Global Career Lecture Series

“Important Things” to Support the Passion for International Cooperation

May 13, 2017

The lecturer of the Global Career Course lecture this time was Yoshiko Miyagawa, who graduated from Tamagawa Gakuen High School and engaged in international cooperation in the Japanese Red Cross Society, the Japan International Cooperation Agency (JICA), the Ministry of Foreign Affairs of Japan and etc. She talked about the chance of choosing that work and necessary skills to work in the international community, based on what she has learned and gained from her experiences.


“There is my former classmate, teaching at this middle school.” Such words of Ms. Miyagawa made relaxing atmosphere to the venue.
The lecture started with an introduction about areas and work that she engaged in. In the photographs with episodes of the area where 4,500 people use a well that should be used by 50 people in size, a small groaning by students occurred at the venue.


Next, Ms. Miyagawa talked about her milestones that she came to find the way to work for international cooperation.
Ms. Miyagawa, who wanted to become a cook until her second grade of junior high school, gradually turned her attention to the world since she entered Tamagawa Gakuen high school .
She was stimulated by friends who are learning English conversation, have experience of studying abroad, and who always extend their horizons outside.

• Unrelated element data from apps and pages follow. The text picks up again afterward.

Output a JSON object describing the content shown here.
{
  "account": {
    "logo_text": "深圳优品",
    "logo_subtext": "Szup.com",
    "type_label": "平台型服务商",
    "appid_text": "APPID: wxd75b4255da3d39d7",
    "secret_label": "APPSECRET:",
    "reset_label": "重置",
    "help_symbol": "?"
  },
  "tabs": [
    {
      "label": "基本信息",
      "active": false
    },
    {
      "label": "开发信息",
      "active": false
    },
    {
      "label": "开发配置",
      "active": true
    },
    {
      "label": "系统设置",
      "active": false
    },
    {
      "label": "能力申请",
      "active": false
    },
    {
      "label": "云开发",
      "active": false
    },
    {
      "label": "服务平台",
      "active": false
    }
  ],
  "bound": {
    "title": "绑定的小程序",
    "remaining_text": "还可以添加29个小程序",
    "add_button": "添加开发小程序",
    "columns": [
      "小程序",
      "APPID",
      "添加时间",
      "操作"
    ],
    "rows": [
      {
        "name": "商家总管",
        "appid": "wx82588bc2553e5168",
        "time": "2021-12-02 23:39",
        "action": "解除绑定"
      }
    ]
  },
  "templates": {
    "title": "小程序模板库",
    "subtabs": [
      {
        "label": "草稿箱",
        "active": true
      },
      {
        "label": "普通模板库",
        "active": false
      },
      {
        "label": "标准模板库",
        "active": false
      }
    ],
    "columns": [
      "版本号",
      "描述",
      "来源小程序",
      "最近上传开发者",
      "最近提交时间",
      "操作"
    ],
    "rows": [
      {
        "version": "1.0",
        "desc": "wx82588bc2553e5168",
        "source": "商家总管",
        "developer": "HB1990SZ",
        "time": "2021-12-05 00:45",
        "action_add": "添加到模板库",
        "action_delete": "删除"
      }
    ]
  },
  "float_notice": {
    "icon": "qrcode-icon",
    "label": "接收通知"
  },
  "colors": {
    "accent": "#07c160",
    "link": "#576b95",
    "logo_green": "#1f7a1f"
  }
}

Secondly, news clipping assignment of Contemporary Society class was another milestone. Following articles of regional conflicts in the former Yugoslavia for one year, made her heart aches for the people suffering. , Most importantly, reading the grandfather’s journals, which wrote the experiences of being held in ice-cold Russian Siberia as a captive after the World War II, gave a great opportunity for her.


Although she was listening to stories of the grandfather of the life in Siberia since childhood, she read the journals again when she became a high school student. She started to think; “My life here is because my grandpa survived the war and the life in Siberia, so I want to use it with a purpose. What kind of things I can do for those who are suffering?”


She soon decided to aim to work for supporting people suffering in the world. “I must know my own country first, to know the outside world.” She studied political science at university, and after studying abroad she began to pave the way for international cooperation.


Then, she talked about the reasons of why each of the following, “English skills”, “Knowing localities”, and “communication skills”, are important skills in international cooperation, based on her experience.


“Despite thinking at the desk that it is better to do this kind of support on this site, our assumption and needs by the people would be different. Because it cannot be solved only by theories or common sense, it is important to know the field, so we should learn from the local people.”
Episodes with full of real feelings, reach to the listener with strong persuasive power


However, sometimes even though we work and polish such skills day by day, we may suffer in the face of reality that we cannot solve many things.
When she reach a dead end at work, she always bring her origins to mind; “I want to help those who suffer in circumstances, caused by conflicts or disasters, where individuals cannot resolve the situations by themselves.”
She values the word “Onko-Chishin (an attempt to discover new things [truths] by studying the past through scrutiny of the old)” and “Muchi-no-Chi (wisdom to realize one’s own ignorance)” all the time for better international cooperation, and work on her tasks.


“Whether you would work for international cooperation or not, it is very important to know various things, to examine the past to think and act. I would like everyone here to learn many things from now and I hope you remember one thing in the story today and go home.”
The students received Ms. Miyagawa’s life-sized feeling in the message.


After the lecture, students ask questions before the items arranged on the desk. There were daily necessities and first aid kits for injuries, which she brings to the field site every time. The students found that some items are used for unexpected way and it was an opportunity to learn about the field, right after the lecture.


“I was worried that I was very weak and useless for helping people, but I am relieved because my senior feels the same. It made me feel ‘I can be worried’. I understand the meaning of what I am studying now.

Students interested in a work of conflict resolution reported their impressions with a radiant expression to her.


Students left the venue while discussing what to learn in order to make international cooperation. They learned that “Something important for ourselves” can be a great force for study and work.

Lecturer Profile
Yoshiko Miyagawa
Graduated from Tamagawa Gakuen High School. After graduating from Tokai University School of Political Science and Economics, she received a Master's Degree in Conflict, Governance and International Development from the University of East Anglia. Experienced as an intern of UNHCR Japan Office, foundation officials, Japan Overseas Cooperation Volunteers in Kenya. After those she came to engage in emergency and recovery assistance as a Project Coordinator in Kenya at International NGO Peace Winds Japan, as a Programme Officer of the Great East Japan Earthquake and Tsunami recovery and Syria Crisis Response at the Japanese Red Cross Society headquarters, and as an Associate Expert in JICA by the field of peace building, mainly in African post-conflict reconstruction projects etc. Also she was a Disaster Relief Officer at the Emergency and Humanitarian Assistance Division in the Ministry of Foreign Affairs of Japan, assigned to providing emergency relief goods and dispatching Japan Disaster Relief teams due to disasters, etc. Currently she is a housewife.